Presidential Debates Presidential Debates Making a decision is a very important part of life that every person, at one time or another, has to make. Options are always available when someone has to make a decision. In choosing a President for our country, we have to look at our candidates and decide which ones beliefs can help the country the most. We get to hear the President’s opinions through the debates. This year, although we had numerous candidates, the only two that were allowed to participate in the debates was Vice President Al Gore and Texas Governor George Bush. The first debate was held at the University of Massachusetts in Boston. There was no clear and obvious winner in this debate.
The debate featured a lot of bickering by both candidates as Gore questioned Bush’s experience and his proposals and Bush focused on the Vice President’s character and his abilities in the past eight years. He attacked Gore for his involvement in the Buddhist temple fundraising event in 1996. He said, I felt like there needed to be a better sense of responsibility of what was going on in the White House. It is really a shame that the Republicans have to start condemning little things when they cannot find anything wrong with the policies. They did not see anything wrong with what Bill Clinton has done in the past eight years so they start denouncing him for the Monica Lewinsky scandal. The Texas Governor also believed that Gore had had his chance for the past eight years but had not done anything he had promised.
One of the most important issues for the candidates and the voters is the way the way they control foreign policy. When asked if they would use force to remove Slobodan Milosevic, both said they would not, but Bush said that he would ask Russia to mediate in the talks. This led Gore to point out that Russia has a tendency to support Milosevic at times. A poll was taken after a debate asking people whom they thought had won the debate. Forty-two percent of the people believed that Gore had won, while thirty-nine percent believed it was Bush. Nineteen percent believed it was a tie.
While the second debate at Wake Forest University was the least exciting and was gone over very politely by both candidates, the third debate at Washington University in St. Louis featured the most arguing between the two. Bush tried to illustrate himself as a leader who would reach across party lines and bring the nation together.
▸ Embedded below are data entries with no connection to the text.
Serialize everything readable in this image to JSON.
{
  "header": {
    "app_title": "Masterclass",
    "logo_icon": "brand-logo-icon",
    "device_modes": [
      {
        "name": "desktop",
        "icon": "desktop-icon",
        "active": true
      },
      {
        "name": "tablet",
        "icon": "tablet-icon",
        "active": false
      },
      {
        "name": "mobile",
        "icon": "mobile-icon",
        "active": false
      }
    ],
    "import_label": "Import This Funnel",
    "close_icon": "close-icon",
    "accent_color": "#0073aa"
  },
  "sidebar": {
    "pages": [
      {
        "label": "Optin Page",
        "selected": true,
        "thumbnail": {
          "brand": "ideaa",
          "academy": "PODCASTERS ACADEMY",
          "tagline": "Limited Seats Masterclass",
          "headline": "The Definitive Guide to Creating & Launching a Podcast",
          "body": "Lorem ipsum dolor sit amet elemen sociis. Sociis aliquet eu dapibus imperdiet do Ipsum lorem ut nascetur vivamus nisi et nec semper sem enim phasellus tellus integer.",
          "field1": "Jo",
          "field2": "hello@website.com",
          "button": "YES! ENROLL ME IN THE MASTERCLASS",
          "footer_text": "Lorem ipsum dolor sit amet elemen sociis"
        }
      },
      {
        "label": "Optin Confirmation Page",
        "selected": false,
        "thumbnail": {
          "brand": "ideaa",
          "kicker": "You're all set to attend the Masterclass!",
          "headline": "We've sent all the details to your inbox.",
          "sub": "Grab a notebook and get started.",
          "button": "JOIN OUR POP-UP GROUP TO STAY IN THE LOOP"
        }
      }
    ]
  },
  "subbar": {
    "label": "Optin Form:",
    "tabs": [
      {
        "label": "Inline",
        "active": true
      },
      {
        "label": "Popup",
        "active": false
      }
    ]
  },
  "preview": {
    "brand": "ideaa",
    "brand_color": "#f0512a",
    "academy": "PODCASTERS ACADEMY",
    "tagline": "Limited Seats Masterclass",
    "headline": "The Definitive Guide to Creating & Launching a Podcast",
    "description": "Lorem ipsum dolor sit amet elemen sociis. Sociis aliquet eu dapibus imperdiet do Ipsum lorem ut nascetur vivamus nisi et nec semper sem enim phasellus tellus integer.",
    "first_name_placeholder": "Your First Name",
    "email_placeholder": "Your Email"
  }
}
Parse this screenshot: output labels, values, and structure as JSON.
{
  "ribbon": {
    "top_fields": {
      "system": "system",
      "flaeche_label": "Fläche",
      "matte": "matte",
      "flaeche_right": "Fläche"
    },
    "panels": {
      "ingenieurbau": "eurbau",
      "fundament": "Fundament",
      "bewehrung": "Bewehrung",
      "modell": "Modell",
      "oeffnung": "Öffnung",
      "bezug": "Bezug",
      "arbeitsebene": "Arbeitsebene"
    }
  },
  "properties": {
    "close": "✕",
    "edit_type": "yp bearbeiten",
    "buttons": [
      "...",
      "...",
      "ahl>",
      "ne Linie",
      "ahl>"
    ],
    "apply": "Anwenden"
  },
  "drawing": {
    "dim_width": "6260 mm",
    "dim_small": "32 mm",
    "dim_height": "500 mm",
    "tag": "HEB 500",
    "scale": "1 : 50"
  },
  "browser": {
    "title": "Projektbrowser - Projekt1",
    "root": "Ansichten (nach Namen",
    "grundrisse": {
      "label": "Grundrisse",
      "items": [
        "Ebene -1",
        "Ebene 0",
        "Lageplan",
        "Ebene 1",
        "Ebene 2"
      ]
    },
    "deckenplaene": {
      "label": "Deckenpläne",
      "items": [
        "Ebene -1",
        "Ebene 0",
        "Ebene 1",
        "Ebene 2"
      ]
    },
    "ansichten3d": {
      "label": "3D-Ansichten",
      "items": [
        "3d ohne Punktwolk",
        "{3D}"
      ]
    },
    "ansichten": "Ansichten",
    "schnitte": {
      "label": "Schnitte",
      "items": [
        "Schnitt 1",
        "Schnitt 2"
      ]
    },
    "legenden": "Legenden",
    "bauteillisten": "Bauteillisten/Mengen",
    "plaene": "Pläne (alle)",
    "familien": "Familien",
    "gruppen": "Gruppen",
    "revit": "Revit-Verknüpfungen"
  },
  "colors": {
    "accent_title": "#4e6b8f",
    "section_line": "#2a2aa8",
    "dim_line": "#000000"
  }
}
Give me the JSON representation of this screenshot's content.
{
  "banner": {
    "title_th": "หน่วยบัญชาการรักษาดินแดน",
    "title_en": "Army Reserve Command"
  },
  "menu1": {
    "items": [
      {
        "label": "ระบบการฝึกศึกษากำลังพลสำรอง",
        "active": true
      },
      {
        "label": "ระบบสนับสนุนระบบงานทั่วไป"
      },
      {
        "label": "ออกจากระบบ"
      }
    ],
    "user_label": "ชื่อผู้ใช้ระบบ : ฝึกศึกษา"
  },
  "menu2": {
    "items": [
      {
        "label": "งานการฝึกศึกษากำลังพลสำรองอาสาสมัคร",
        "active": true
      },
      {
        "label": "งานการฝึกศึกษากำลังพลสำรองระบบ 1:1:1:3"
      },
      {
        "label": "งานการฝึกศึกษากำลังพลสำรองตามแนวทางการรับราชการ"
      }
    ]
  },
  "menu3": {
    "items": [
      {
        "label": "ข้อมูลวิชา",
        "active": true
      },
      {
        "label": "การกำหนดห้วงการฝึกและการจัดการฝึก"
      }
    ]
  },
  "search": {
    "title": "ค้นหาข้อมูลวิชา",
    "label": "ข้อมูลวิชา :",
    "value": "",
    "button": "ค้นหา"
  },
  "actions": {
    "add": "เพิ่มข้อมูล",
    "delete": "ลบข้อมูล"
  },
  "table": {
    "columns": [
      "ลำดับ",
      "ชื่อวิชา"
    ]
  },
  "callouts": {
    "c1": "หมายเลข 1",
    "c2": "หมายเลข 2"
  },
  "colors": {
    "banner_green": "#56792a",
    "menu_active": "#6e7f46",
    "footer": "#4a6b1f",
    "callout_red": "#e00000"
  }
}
Bush also believed that, although, both of them could talk and make promises, he could actually get it done. On the other hand, Gore tried to portray Bush as someone who would lend a helping hand to big, corporate companies.
After feeling the pressure from the first two debates, Gore came out very aggressive and put the governor on the defensive. When asked about affirmative action, Bush said he was not in favor of it because he did not like quotas. He said, “Quotas are bad for America. It’s not the way America is all about.” He said that he was in favor of “affirmative access.” To that Gore responded, “I don’t know what affirmative access means – I do know what affirmative action means. I know the governor’s against it and I know that I’m for it.” In a post debate poll taken, both candidates got forty-one percent while fourteen percent of the people called it a tie.
For more then three months, the polls had been showing a dead heat between the candidates and even after the election, it still stands this way. You have to wonder if both these candidates are worthy or not good enough to be president. I would have to choose the latter. Both these candidates came at a time when they have to follow one of the greatest presidents in our history. I believe that it is wrong that other candidates such as Ralph Nader and Pat Buchanan do not get a chance to show what they stand for by participating in the debates.
I can surely say that whoever eventually wins the election will not be reelected in 2004 becase of the nature of this election. Politics Essays.